- Disability Insurance (SSDI) has income sufficient to pay full benefits on program only though 2032
- Old Age and Survivors Insurance (OASI) has income sufficient to fund program only through 2034
- In 2011, the Board projected that Social Security would be unable to provide full benefits only through 2036; they have now adjusted that projection to 2034.
- Social Security is now paying out more in benefits than it receives in total revenue, years earlier than previously projected.
The Report describes the above dates as the years when these programs will be “depleted.” The debate around the status of the OASI and DI programs has centered around the program’s looming “insolvency.”
Social Security, of course, does not go insolvent. Suggesting Social Security is or may become insolvent or bankrupt raises hackles needlessly even as it delights ideologues.
While looming benefit cuts are a serious concern that can and should be avoided, the SSA is not a business. It is a facet of the American government that has committed to guarantee retirement funds to the American worker.
Looming Shortfall; Several Simple Solutions
Experts warn that the longer Congress waits to solve Social Security’s pending shortfall, the more expensive it will be to fix. In 2011, the Social Security Board of Trustees estimated it would take $6.5 trillion to avoid benefit cuts over the next 75 years. This year, they calculate that it would take $13.2 trillion.
Fixing the program that economists call the most “valuable component of our retirement system,” will be relatively straightforward. House Republicans propose cutting benefits and raising the retirement age to buoy the SSA. Thankfully, this solution appears dead on arrival, given the public’s overwhelming support for maintaining or increasing current levels of Social Security benefits.
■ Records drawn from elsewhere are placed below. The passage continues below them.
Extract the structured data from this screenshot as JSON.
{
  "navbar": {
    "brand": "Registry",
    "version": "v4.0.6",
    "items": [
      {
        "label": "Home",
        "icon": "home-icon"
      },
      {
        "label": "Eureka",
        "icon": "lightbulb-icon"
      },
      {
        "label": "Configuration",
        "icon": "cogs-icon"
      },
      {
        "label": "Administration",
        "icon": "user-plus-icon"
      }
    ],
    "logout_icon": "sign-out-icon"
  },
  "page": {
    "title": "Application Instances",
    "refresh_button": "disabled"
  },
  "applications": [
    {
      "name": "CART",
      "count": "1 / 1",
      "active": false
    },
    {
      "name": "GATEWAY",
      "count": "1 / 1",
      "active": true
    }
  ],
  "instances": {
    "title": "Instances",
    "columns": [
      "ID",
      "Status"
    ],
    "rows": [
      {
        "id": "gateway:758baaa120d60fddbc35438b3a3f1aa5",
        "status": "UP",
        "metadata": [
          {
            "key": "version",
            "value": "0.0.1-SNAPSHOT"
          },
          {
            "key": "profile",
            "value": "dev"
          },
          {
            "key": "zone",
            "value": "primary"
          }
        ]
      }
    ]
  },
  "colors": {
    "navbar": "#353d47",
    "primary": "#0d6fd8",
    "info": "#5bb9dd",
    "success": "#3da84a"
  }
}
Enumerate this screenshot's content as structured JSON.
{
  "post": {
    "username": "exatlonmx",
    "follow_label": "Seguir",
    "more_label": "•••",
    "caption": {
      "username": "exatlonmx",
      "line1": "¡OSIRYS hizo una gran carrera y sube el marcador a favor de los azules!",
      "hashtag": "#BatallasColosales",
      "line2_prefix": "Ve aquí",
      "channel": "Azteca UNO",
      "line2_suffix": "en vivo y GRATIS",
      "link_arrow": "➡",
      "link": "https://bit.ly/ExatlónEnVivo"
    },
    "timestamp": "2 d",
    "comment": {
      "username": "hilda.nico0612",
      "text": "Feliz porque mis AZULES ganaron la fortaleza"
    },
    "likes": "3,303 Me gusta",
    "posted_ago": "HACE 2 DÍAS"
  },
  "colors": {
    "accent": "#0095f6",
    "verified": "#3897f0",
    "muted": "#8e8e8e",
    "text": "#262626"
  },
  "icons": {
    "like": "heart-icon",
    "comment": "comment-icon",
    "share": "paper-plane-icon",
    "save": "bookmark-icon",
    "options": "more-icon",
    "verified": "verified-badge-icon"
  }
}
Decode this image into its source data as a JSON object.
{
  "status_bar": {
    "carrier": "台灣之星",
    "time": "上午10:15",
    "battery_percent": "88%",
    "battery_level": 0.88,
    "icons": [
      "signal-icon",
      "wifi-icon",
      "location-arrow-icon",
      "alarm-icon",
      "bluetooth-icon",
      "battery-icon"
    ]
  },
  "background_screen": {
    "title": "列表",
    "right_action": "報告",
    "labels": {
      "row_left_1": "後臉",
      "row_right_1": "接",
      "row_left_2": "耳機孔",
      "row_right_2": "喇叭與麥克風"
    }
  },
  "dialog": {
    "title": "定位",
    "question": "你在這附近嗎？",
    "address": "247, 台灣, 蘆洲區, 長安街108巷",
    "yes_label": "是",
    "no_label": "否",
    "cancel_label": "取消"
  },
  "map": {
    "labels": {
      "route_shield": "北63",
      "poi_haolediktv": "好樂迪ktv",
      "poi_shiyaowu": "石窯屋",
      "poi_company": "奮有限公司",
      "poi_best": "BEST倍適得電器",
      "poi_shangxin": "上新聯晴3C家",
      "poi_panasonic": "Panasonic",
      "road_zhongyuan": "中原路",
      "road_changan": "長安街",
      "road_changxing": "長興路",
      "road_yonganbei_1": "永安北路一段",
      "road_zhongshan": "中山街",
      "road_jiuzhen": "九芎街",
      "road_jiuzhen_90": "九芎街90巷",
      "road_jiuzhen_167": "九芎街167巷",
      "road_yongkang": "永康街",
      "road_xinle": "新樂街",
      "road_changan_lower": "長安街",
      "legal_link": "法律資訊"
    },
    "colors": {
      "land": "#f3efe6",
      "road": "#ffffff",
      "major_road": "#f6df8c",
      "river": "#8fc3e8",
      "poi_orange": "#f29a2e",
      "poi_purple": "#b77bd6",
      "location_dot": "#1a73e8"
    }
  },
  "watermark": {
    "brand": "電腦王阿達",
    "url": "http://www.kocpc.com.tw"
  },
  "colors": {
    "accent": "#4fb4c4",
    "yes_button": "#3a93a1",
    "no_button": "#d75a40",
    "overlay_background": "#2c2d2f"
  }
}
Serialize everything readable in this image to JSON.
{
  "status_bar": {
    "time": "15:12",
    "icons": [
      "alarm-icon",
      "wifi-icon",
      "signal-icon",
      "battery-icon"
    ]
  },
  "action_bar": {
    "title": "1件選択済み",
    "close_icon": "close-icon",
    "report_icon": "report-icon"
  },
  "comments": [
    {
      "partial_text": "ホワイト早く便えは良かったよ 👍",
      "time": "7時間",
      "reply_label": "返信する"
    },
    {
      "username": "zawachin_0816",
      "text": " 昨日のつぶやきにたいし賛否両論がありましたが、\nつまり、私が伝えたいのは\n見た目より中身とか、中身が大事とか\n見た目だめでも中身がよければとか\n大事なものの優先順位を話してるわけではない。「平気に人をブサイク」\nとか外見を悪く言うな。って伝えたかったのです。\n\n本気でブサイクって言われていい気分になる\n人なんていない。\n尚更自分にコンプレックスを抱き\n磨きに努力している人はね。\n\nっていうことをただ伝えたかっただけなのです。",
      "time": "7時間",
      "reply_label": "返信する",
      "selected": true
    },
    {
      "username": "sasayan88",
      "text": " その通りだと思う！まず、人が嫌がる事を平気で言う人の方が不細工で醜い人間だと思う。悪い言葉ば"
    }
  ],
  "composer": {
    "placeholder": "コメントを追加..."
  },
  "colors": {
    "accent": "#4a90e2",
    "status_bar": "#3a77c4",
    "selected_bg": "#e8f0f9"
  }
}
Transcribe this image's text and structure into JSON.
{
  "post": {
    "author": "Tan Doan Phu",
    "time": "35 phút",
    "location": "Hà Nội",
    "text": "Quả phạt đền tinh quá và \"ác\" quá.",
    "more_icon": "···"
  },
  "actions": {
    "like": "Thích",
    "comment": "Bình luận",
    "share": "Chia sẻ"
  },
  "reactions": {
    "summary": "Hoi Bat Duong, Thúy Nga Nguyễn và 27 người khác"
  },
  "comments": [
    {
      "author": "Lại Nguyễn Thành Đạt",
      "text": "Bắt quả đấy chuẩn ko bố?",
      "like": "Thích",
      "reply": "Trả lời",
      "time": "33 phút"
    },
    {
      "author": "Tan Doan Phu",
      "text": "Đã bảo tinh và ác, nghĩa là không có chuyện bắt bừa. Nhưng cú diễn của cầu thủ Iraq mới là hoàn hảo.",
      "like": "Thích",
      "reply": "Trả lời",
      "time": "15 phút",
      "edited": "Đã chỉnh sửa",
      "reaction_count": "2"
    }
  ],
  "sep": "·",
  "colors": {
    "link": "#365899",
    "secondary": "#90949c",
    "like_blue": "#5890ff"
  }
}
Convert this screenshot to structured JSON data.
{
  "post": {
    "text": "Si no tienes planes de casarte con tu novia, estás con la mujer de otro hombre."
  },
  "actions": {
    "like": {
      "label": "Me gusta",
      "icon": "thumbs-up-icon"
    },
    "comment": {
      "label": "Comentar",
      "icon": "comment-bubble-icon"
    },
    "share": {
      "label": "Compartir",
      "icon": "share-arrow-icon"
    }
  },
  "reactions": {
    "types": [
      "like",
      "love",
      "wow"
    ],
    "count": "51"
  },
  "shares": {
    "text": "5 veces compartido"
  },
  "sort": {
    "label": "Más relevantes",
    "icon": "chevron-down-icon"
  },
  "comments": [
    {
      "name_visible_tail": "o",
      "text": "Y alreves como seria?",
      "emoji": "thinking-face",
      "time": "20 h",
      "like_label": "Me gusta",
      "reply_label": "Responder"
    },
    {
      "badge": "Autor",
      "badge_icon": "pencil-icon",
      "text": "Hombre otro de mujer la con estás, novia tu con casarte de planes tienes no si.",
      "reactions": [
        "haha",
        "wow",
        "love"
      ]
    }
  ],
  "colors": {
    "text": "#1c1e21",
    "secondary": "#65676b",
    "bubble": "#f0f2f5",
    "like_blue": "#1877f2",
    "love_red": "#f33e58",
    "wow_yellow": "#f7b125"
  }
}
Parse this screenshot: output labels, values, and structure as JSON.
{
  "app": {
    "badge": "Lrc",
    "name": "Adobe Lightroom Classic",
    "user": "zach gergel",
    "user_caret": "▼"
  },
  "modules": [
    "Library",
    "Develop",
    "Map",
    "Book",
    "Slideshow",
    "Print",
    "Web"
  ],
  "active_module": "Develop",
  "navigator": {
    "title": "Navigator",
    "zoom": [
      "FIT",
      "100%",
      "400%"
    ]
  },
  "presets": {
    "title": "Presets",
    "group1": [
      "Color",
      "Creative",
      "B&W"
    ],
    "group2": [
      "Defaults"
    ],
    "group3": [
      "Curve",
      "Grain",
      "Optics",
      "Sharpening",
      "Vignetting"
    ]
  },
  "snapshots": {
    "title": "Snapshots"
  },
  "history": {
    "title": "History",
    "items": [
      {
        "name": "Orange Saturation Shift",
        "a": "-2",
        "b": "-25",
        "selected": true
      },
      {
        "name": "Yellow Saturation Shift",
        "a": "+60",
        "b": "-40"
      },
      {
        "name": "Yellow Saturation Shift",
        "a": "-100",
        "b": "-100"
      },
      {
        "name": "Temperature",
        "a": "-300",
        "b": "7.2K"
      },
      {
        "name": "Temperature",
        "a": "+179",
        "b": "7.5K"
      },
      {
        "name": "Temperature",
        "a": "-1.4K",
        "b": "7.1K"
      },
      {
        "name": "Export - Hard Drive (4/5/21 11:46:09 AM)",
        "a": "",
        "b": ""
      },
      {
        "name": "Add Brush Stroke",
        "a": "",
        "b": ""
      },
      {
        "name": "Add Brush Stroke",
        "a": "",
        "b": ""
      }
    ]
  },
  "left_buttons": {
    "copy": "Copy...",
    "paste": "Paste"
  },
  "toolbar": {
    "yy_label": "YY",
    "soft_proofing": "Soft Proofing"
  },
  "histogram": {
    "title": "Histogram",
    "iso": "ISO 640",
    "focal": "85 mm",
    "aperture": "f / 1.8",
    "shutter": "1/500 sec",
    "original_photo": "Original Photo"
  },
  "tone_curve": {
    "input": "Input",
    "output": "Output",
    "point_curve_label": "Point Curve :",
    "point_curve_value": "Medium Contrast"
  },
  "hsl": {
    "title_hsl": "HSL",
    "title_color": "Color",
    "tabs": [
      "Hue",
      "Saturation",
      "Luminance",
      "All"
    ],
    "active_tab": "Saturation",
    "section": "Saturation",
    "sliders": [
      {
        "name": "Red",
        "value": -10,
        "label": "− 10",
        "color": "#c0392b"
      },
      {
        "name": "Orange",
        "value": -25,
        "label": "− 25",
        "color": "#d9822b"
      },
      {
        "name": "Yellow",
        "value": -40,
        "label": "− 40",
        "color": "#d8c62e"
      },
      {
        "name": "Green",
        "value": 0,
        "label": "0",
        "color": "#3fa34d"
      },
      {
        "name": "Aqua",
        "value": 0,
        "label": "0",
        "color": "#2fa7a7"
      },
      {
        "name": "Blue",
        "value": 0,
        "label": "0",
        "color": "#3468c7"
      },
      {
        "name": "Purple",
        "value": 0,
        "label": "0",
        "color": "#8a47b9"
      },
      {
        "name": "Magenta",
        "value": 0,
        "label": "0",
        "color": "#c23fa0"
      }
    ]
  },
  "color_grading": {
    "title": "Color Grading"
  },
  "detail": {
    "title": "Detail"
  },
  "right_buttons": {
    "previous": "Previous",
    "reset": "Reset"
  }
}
A particularly promising proposal in the House Ways and Means Committee is H.R. 1902, the Social Security 2100 Act. The bill currently has 172 Democratic cosponsors and would strengthen Social Security benefits by:
- increasing monthly benefits by two percent
- indexing cost of living adjustments to Consumer Price Index- Elderly (CPI-E)
- creating a new special minimum benefit equal to 125% of the poverty line
The bill would keep the Social Security Trust Fund “solvent,” ie paying out full benefits, for the next 75 years according to the SSA Board of Trustees. It would accomplish this by applying the payroll tax to income over $400,000 and gradually increasing the payroll tax rate on both employees and employers, among other measures.
Congress could also consider applying unearned income such as capital gains to Social Security tax. If we were to FICA a tiny portion (1-3 percent) of capital gains, we would solve the Social Security problem easily -- in fact, it would present a significant opportunity to increase benefit levels substantially, possibly by two times.
Midterm Political Challenge and Opportunity
With straightforward solutions available, Congress has no excuse not to address Social Security’s long-term shortfalls. Exacerbated by a brand new $1.5 trillion hole in the budget, this is a year when people will hear threats to Social Security. They may believe it. Democrats, as they have in the past, will provide reassurance. This cycle especially, this reassurance is likely to provide a large benefit for them in the midterms.